This excerpt demonstrates how not everyone in a war is Captain America; in fact, people like that are few and far between. Many soldiers in a war are cowardly, weak people like Billy Pilgrim, and some are despicable people who take pleasure in other’s suffering and pain, like Lazzaro. Vonnegut’s counterargument to propaganda put out by the media and the government that exists in Slaughterhouse Five is extremely effective because he not only speaks from experience, he also includes humor and satire in his writing style so that the reader is able to interpret his message in their own way. Vonnegut and Ionesco have slightly different topics that they center their stories around, but both of the issues are extremely prevalent in today’s world. A modern-day example of rhinoceros could have been the craze around Trump in 2016. There was this group of people who felt like they’d been ignored by the government and the country as a whole for so long, and were petrified of the change that they thought threatened their way of life, but now there was this person who was promising to “make america great again”. His ideas, though they were completely irrational and impractical to an outsider, made sense to them because it was different, and they didn’t think critically about the negative impact electing this person could have on large demographics of people.
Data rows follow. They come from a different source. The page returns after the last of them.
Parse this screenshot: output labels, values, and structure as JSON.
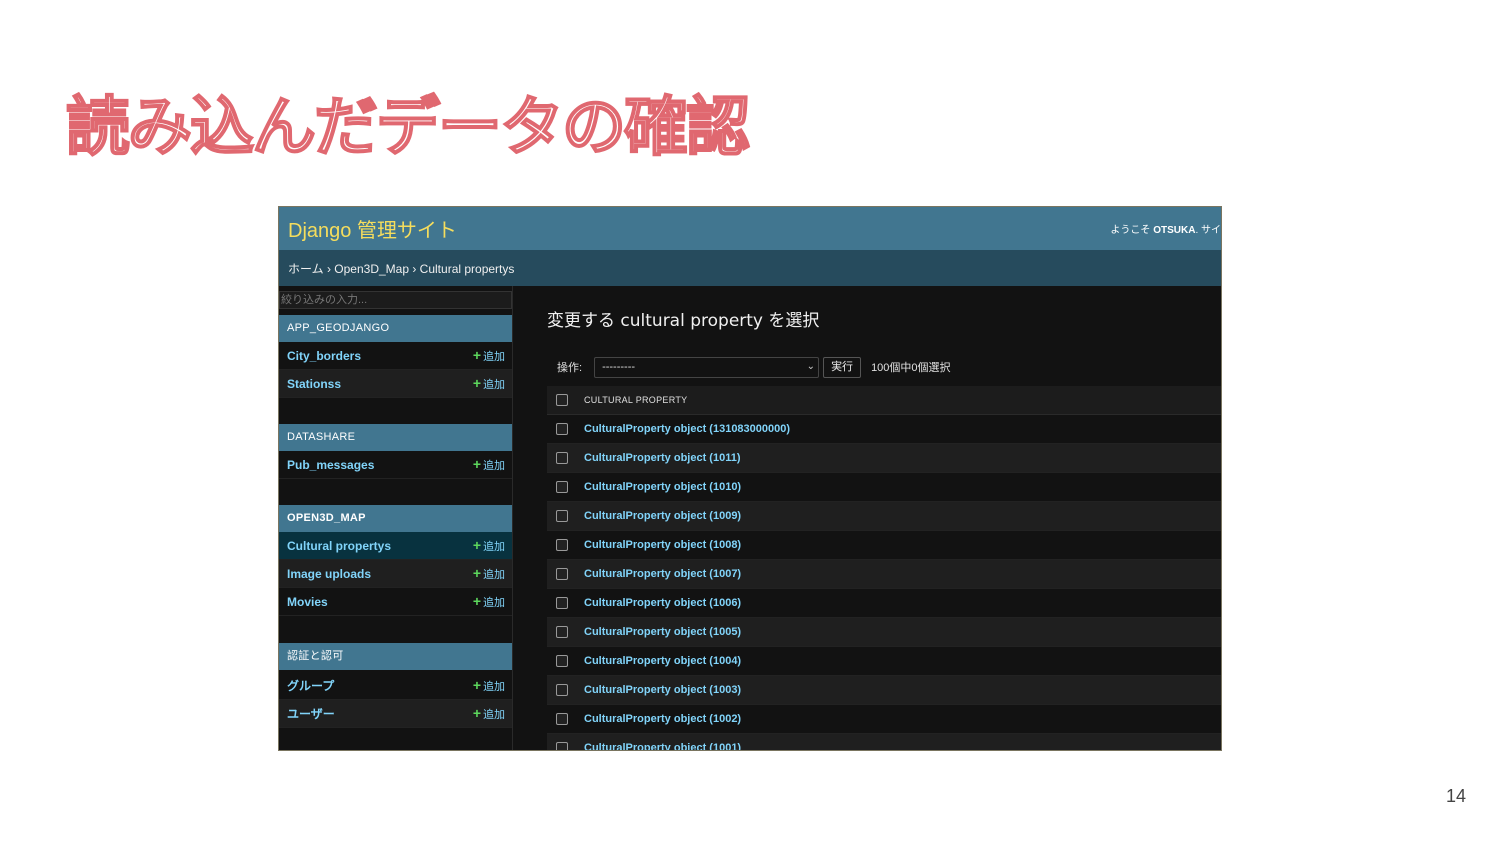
{
  "slide": {
    "title": "読み込んだデータの確認",
    "page_number": "14"
  },
  "header": {
    "brand": "Django 管理サイト",
    "welcome": "ようこそ",
    "username": "OTSUKA",
    "tools_rest": ". サイ"
  },
  "breadcrumb": "ホーム › Open3D_Map › Cultural propertys",
  "sidebar": {
    "filter_placeholder": "絞り込みの入力...",
    "add_label": "追加",
    "modules": [
      {
        "caption": "APP_GEODJANGO",
        "models": [
          "City_borders",
          "Stationss"
        ]
      },
      {
        "caption": "DATASHARE",
        "models": [
          "Pub_messages"
        ]
      },
      {
        "caption": "OPEN3D_MAP",
        "models": [
          "Cultural propertys",
          "Image uploads",
          "Movies"
        ]
      },
      {
        "caption": "認証と認可",
        "models": [
          "グループ",
          "ユーザー"
        ]
      }
    ]
  },
  "content": {
    "title": "変更する cultural property を選択",
    "action_label": "操作:",
    "action_selected": "---------",
    "go_label": "実行",
    "counter": "100個中0個選択",
    "column_header": "CULTURAL PROPERTY",
    "rows": [
      "CulturalProperty object (131083000000)",
      "CulturalProperty object (1011)",
      "CulturalProperty object (1010)",
      "CulturalProperty object (1009)",
      "CulturalProperty object (1008)",
      "CulturalProperty object (1007)",
      "CulturalProperty object (1006)",
      "CulturalProperty object (1005)",
      "CulturalProperty object (1004)",
      "CulturalProperty object (1003)",
      "CulturalProperty object (1002)",
      "CulturalProperty object (1001)"
    ]
  }
}
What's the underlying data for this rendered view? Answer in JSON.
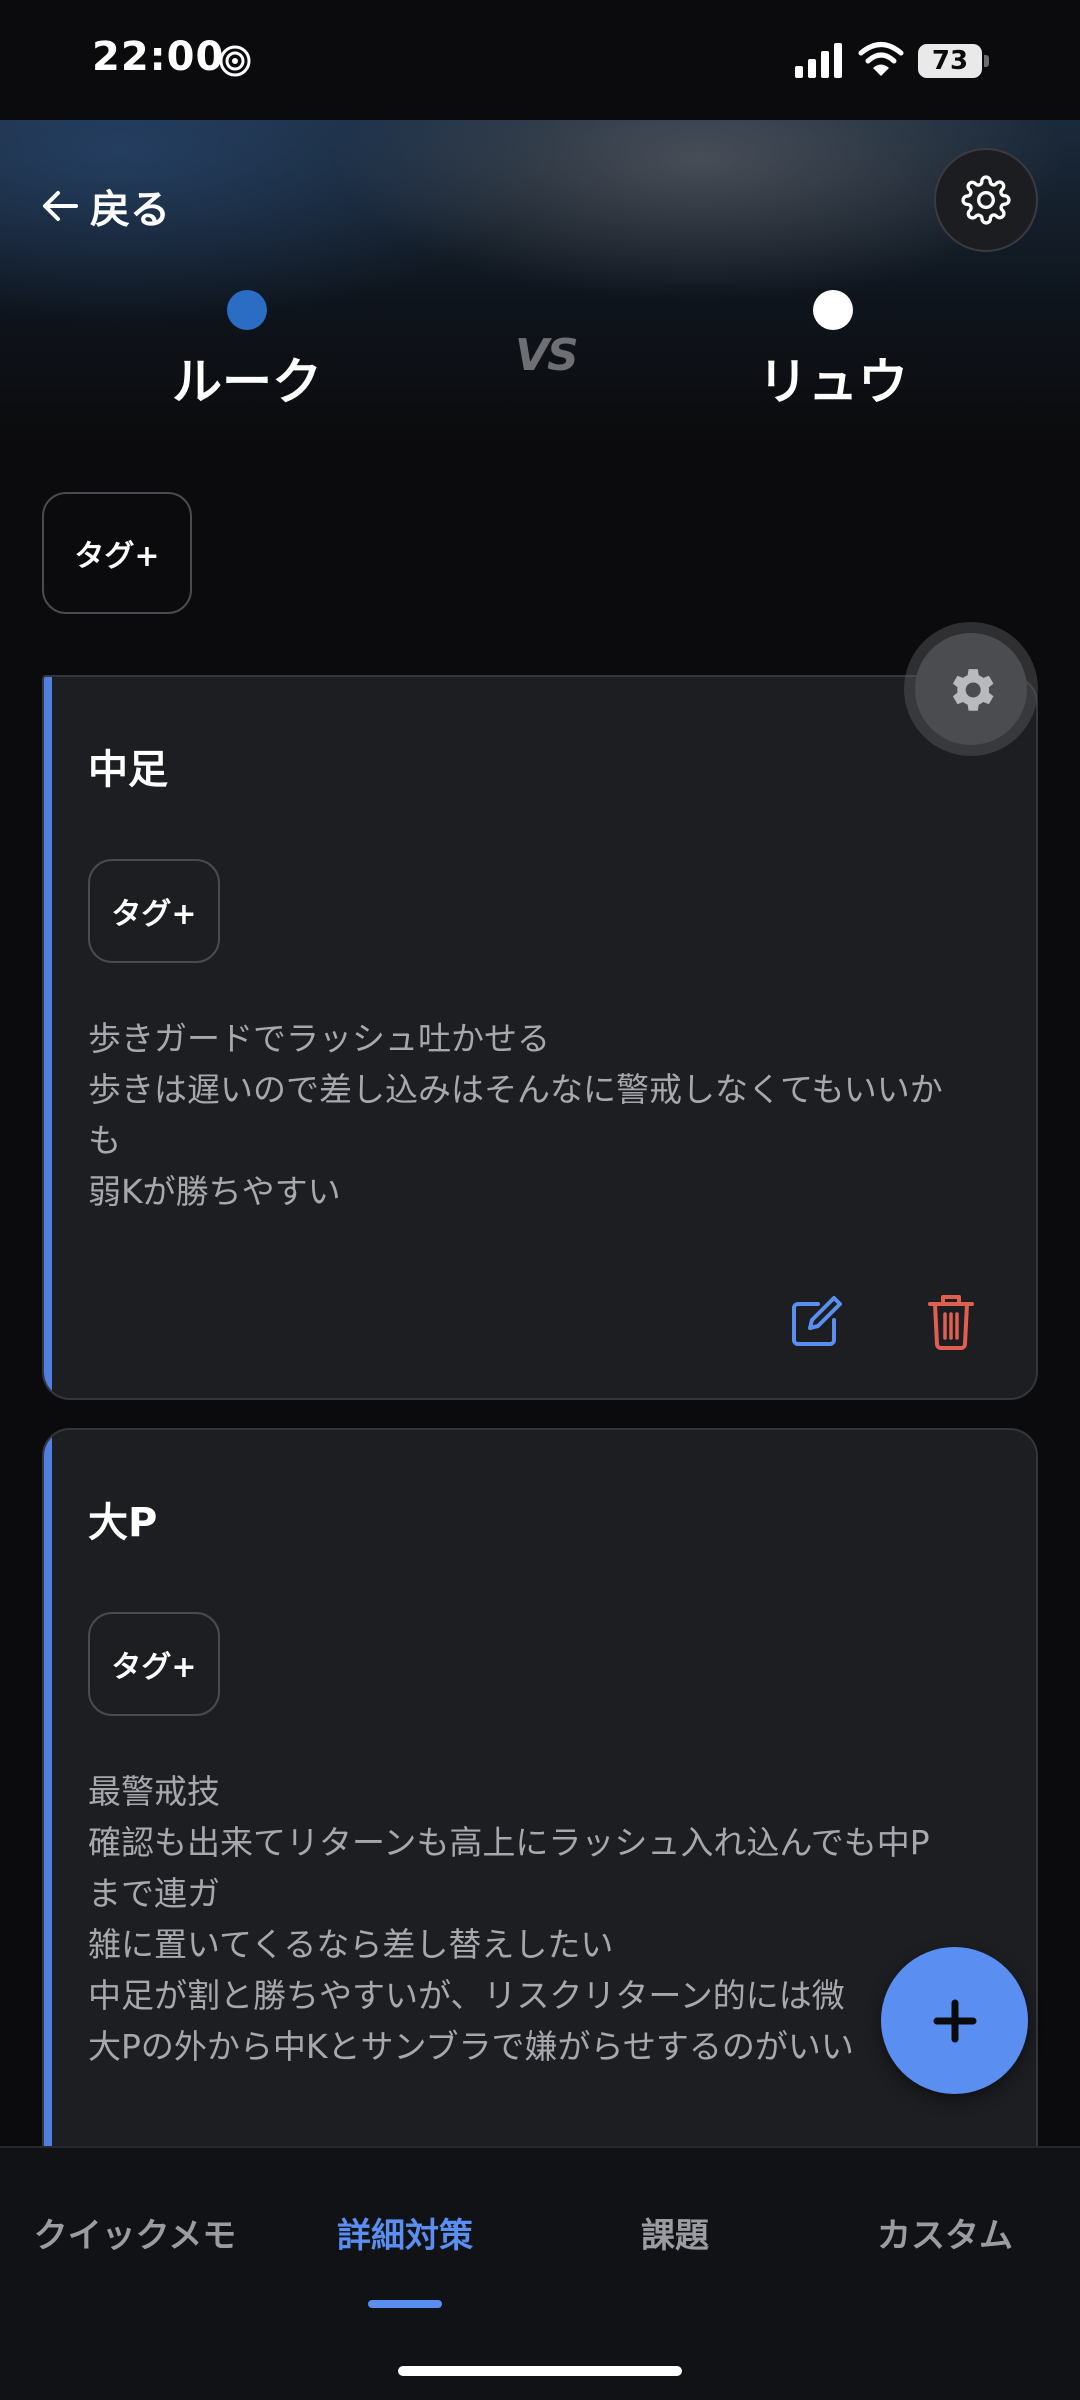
{
  "status_bar": {
    "time": "22:00",
    "battery": "73"
  },
  "header": {
    "back_label": "戻る",
    "player_left": {
      "name": "ルーク",
      "color": "#2b6cc4"
    },
    "vs": "VS",
    "player_right": {
      "name": "リュウ",
      "color": "#ffffff"
    }
  },
  "tag_button_label": "タグ+",
  "cards": [
    {
      "title": "中足",
      "tag_label": "タグ+",
      "lines": [
        "歩きガードでラッシュ吐かせる",
        "歩きは遅いので差し込みはそんなに警戒しなくてもいいか",
        "も",
        "弱Kが勝ちやすい"
      ]
    },
    {
      "title": "大P",
      "tag_label": "タグ+",
      "lines": [
        "最警戒技",
        "確認も出来てリターンも高上にラッシュ入れ込んでも中P",
        "まで連ガ",
        "雑に置いてくるなら差し替えしたい",
        "中足が割と勝ちやすいが、リスクリターン的には微",
        "大Pの外から中Kとサンブラで嫌がらせするのがいい"
      ]
    }
  ],
  "nav": {
    "tabs": [
      "クイックメモ",
      "詳細対策",
      "課題",
      "カスタム"
    ],
    "active_index": 1
  },
  "colors": {
    "accent": "#5a8ef0",
    "delete": "#e0604f",
    "card_bg": "#1d1e22"
  }
}
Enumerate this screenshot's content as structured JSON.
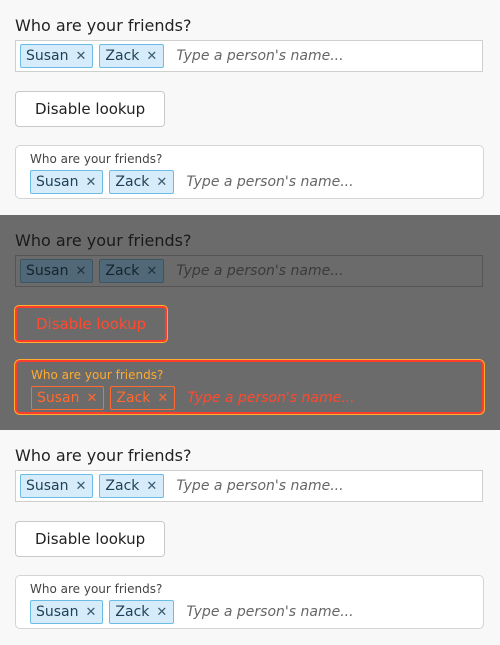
{
  "question": "Who are your friends?",
  "chips": [
    "Susan",
    "Zack"
  ],
  "remove_glyph": "✕",
  "placeholder": "Type a person's name...",
  "button_label": "Disable lookup",
  "card_label": "Who are your friends?",
  "colors": {
    "chip_bg": "#d6ecfb",
    "chip_border": "#6bbde6",
    "overlay_bg": "#6b6b6b",
    "highlight": "#ff3d2e"
  }
}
This can be seen as similar to Rhinoceros because there was a sort of mob mentality that Trump sparked that had a very destructive impact on American politics as a whole and promoted a lot of extremism on both sides of the political spectrum.